[Collected data entries]
-------------------------

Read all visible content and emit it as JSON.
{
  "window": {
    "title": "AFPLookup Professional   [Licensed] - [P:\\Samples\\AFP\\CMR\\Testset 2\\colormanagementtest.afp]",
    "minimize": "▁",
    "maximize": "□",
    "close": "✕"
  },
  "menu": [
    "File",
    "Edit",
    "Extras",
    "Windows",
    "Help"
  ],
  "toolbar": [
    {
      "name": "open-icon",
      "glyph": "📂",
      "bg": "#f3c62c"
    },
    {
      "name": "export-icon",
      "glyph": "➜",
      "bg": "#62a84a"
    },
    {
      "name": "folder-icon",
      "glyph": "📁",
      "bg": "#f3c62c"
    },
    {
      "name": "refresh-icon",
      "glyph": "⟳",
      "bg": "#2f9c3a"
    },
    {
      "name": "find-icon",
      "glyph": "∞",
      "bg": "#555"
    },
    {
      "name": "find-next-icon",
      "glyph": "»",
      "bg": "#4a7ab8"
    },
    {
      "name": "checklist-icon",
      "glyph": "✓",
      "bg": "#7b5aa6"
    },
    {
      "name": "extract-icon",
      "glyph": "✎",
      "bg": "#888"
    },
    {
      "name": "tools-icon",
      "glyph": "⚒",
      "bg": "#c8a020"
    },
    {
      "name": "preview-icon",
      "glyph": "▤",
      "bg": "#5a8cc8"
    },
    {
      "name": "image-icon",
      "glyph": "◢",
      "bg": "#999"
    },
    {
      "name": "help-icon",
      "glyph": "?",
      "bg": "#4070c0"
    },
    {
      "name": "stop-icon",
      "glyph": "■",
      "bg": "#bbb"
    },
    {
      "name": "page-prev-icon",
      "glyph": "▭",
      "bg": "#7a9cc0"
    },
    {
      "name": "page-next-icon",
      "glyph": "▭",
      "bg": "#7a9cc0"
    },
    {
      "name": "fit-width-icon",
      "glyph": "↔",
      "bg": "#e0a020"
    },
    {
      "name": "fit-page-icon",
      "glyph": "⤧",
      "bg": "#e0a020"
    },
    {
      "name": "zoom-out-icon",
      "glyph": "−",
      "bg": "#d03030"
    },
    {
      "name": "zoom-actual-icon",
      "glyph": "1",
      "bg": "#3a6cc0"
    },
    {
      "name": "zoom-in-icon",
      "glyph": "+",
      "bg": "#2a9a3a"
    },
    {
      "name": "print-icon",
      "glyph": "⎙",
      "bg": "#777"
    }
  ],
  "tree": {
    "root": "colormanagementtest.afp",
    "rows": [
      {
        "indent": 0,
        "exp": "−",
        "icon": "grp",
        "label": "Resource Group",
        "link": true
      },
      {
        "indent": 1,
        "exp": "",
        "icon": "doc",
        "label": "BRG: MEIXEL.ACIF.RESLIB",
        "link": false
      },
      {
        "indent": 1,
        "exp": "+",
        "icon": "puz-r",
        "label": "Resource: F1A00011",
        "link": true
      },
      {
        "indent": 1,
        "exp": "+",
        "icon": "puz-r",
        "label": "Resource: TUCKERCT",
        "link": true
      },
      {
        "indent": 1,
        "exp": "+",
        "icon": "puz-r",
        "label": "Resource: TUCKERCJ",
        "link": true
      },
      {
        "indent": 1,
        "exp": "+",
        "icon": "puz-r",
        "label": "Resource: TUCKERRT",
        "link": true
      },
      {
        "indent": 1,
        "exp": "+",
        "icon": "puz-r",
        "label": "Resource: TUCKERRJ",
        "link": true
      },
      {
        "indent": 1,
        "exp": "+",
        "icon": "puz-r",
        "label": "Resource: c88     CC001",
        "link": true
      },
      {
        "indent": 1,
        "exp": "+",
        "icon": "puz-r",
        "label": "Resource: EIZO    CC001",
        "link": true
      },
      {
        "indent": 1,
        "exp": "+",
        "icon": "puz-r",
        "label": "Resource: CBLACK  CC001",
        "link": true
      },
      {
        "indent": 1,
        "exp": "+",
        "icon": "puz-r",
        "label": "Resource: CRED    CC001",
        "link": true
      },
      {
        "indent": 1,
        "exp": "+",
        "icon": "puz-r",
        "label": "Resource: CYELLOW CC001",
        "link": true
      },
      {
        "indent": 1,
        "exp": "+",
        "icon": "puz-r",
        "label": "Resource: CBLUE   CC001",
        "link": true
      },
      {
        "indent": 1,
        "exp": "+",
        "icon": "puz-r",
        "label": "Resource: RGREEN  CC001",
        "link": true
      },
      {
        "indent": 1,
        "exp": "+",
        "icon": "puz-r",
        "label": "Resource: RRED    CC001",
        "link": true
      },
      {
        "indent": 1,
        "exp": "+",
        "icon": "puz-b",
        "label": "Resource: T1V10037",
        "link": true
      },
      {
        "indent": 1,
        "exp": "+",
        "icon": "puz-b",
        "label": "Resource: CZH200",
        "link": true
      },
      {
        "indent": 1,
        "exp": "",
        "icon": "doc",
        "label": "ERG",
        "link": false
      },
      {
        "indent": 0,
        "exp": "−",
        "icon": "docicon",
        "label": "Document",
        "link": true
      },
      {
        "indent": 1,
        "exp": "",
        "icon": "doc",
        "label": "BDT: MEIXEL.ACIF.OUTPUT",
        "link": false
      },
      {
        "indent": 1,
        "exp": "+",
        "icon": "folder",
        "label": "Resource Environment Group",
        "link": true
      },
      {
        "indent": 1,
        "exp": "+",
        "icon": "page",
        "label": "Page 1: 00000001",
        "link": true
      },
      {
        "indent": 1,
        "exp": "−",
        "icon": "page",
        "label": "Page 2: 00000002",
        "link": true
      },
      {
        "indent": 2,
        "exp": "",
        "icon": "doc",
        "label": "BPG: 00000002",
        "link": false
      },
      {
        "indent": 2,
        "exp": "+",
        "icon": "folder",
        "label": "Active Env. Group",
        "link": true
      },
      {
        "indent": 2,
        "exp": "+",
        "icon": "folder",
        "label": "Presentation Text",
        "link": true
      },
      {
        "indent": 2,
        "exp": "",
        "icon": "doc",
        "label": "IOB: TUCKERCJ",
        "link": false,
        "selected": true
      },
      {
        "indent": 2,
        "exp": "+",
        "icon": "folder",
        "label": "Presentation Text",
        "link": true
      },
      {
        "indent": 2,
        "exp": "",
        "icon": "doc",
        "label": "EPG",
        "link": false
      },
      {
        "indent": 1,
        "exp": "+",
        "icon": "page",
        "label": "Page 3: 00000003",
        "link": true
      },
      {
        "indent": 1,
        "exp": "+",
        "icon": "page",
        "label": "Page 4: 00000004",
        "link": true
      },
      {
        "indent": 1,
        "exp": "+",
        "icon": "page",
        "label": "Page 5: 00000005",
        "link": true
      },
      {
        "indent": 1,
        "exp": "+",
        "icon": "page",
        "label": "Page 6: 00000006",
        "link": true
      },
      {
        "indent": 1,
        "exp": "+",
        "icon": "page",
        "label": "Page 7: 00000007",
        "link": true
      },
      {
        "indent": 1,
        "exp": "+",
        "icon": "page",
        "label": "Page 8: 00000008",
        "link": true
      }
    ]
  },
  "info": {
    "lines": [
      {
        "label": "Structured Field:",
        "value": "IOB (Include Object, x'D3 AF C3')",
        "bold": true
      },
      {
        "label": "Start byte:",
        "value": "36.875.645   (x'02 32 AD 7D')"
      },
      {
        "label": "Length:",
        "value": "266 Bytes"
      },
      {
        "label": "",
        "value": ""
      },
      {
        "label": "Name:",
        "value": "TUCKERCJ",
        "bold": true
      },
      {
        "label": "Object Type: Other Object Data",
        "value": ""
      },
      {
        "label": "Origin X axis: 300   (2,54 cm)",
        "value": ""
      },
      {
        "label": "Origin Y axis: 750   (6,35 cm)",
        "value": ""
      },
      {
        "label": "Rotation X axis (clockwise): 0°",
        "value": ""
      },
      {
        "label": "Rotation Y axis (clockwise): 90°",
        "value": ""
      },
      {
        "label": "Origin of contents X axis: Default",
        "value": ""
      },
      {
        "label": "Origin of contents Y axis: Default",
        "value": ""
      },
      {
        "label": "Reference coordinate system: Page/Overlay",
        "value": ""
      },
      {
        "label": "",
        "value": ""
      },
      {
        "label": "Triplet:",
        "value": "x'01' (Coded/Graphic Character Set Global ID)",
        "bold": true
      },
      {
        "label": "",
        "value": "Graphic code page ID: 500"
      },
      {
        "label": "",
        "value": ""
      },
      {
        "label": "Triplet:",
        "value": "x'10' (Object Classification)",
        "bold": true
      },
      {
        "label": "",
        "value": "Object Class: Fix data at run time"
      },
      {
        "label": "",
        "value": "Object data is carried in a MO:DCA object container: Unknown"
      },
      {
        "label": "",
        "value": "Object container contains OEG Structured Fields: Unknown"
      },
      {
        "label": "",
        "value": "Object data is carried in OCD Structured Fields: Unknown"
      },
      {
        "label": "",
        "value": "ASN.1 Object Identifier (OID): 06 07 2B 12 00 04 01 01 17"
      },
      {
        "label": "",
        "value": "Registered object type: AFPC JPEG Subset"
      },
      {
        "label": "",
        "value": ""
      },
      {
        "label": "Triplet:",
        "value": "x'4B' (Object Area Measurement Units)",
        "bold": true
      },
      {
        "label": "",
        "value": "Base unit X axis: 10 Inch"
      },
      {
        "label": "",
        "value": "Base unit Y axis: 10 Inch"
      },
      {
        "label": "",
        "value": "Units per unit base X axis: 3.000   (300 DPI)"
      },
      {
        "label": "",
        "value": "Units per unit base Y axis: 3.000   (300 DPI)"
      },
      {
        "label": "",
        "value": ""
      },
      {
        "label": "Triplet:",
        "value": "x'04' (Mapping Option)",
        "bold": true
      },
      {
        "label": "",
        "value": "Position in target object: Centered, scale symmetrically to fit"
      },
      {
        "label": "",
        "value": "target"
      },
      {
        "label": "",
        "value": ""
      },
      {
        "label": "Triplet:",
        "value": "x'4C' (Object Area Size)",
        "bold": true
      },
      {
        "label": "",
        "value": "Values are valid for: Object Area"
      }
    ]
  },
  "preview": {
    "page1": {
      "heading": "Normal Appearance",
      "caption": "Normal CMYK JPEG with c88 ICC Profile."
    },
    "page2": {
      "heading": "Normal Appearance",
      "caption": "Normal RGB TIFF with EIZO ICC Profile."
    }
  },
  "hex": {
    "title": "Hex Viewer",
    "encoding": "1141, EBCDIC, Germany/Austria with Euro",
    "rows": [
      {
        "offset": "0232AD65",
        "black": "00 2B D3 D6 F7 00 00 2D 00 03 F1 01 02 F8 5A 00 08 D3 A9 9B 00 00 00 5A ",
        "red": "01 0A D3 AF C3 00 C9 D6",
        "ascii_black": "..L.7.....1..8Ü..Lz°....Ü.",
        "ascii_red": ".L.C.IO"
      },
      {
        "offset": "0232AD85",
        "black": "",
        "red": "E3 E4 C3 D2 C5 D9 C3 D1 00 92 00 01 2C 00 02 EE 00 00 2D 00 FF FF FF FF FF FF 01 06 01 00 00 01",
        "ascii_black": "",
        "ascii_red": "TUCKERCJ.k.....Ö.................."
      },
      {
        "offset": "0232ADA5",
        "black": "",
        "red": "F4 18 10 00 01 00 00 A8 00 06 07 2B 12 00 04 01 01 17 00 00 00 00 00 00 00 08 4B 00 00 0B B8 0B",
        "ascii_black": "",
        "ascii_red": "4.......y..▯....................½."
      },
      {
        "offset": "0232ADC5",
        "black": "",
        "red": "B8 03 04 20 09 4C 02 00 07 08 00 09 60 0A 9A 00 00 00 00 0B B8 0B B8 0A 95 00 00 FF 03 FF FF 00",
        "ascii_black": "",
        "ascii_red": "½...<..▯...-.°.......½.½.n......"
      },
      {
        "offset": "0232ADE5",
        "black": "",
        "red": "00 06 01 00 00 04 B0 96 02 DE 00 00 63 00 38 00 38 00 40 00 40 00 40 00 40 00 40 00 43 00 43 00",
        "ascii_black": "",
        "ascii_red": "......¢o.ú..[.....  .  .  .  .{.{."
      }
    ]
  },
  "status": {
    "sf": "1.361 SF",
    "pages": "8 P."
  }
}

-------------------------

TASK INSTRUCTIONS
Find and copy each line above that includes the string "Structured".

TASK SOLUTION
        "label": "Structured Field:",
        "value": "Object container contains OEG Structured Fields: Unknown"
        "value": "Object data is carried in OCD Structured Fields: Unknown"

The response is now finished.